In California, theft of $950 or less is Petty Theft, and theft of $951 or more is Grand Theft. Theft obtained by deception and false representations is Theft by Trick, and in some instances Theft by False Pretense. Theft by a person entrusted with the owner’s property is Embezzlement, and theft committed by force, or threat of force, is Robbery. Obtaining, purchasing, or hiding property one knows to be wrongfully taken is Receiving Stolen Property. Burglary is actually not a crime of theft; Burglary is merely entering a building with the intention of committing a crime inside; any crime.


Woman arrested for theft with handcuffed hands at the back.

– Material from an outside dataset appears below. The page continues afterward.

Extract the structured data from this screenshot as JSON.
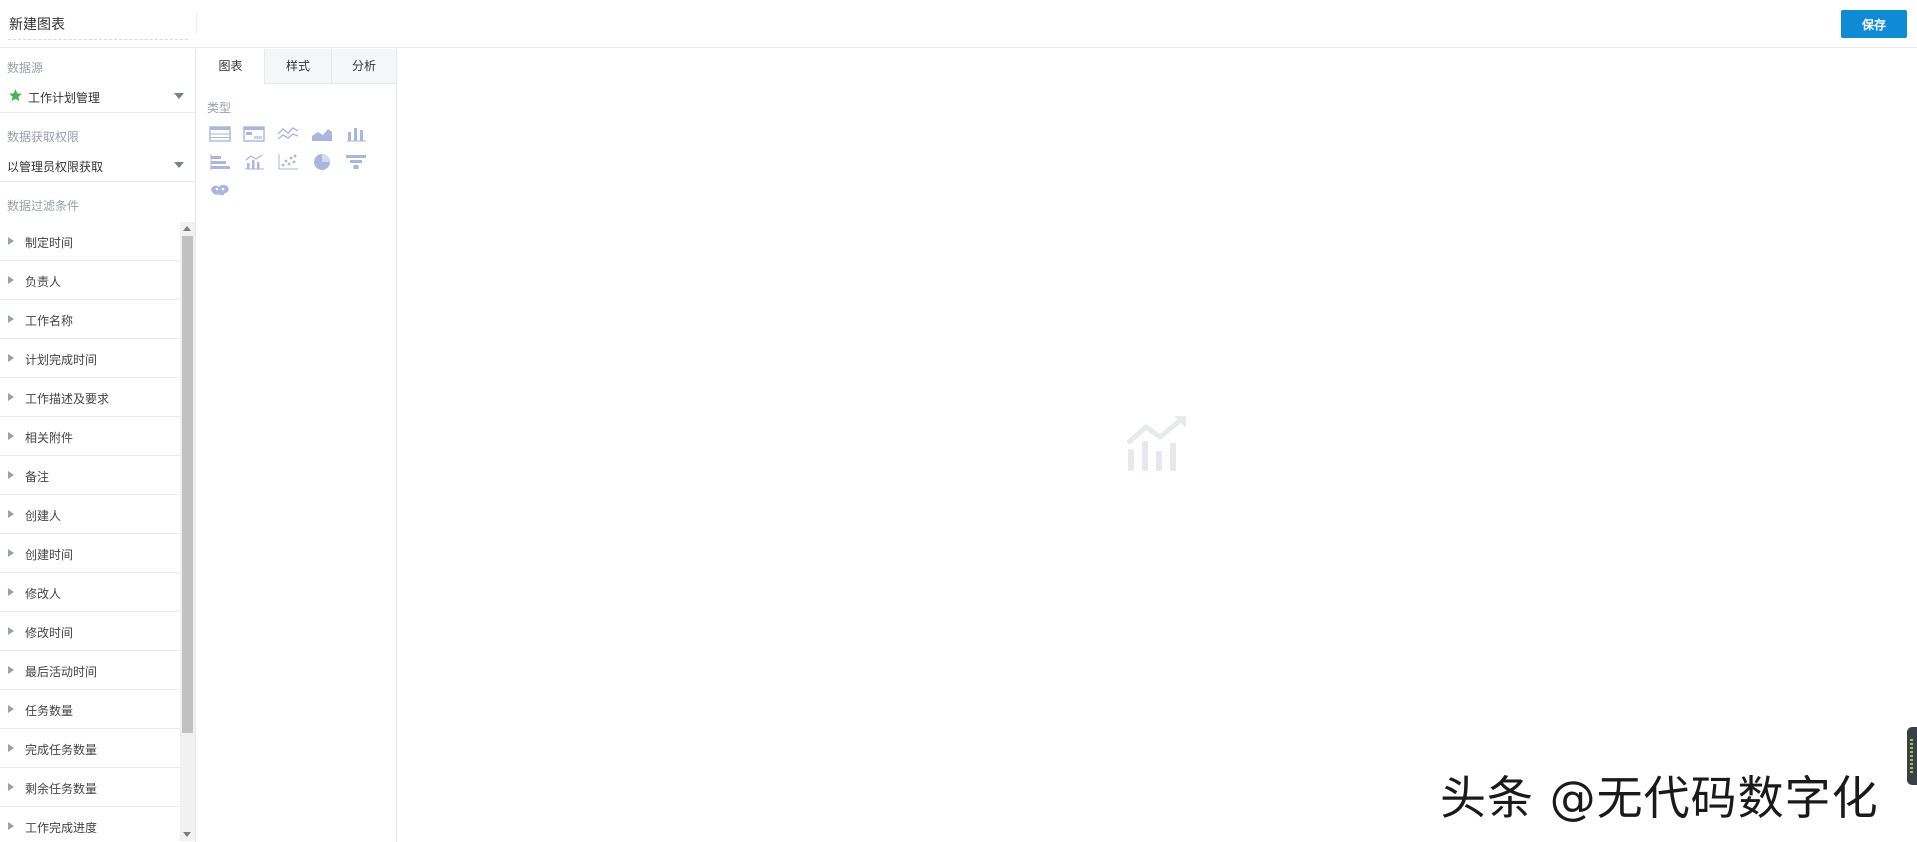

Petty Theft can be punished with up to 6 months in jail and a $1,000 fine. However, Petty Theft can be punished as a felony with up to 3 years in prison if the person has certain prior criminal convictions. Grand Theft can be charged as a misdemeanor or felony, with punishment of up to 3 years in prison and a $10,000 fine. Theft by Trick, False Pretense, Embezzlement, and Receiving Stolen Property are all punished in accordance with the above principles depending on whether the value of the property is more or less than $950. Robbery is punishable with up to nine years in prison. Burglary can be misdemeanor or a felony, and can be punished with up to 6 years in prison.


There are many defenses to theft. If the accused sincerely believed the property belonged to them it is not a theft (claim of ownership). If they truly just forgot to pay for the items it’s not a theft (lack of intent). If they had the owner’s permission to use the property in the manner that they did it’s not a theft (consent). If police simply have the wrong guy it’s not your theft (misidentification). Police violation of search and seizure laws could result in a dismissal of a theft case (pre-trial defenses). This list is not exhaustive of all the defenses that exist to theft.

Although not actually a defense, many thefts which are first offenses can receive something from the court called “Diversion”. Diversion is essentially when you ask the court for one chance to prove you deserve a dismissal of your case. The court may, but is not required to, grant Diversion. If the court permits Diversion, the court will tell the defendant what they must do and/or abstain from doing to successfully complete Diversion. If Diversion is completed, the court dismisses the case. If Diversion is failed, the Defendant can still have trial, plea bargain, or admit guilt.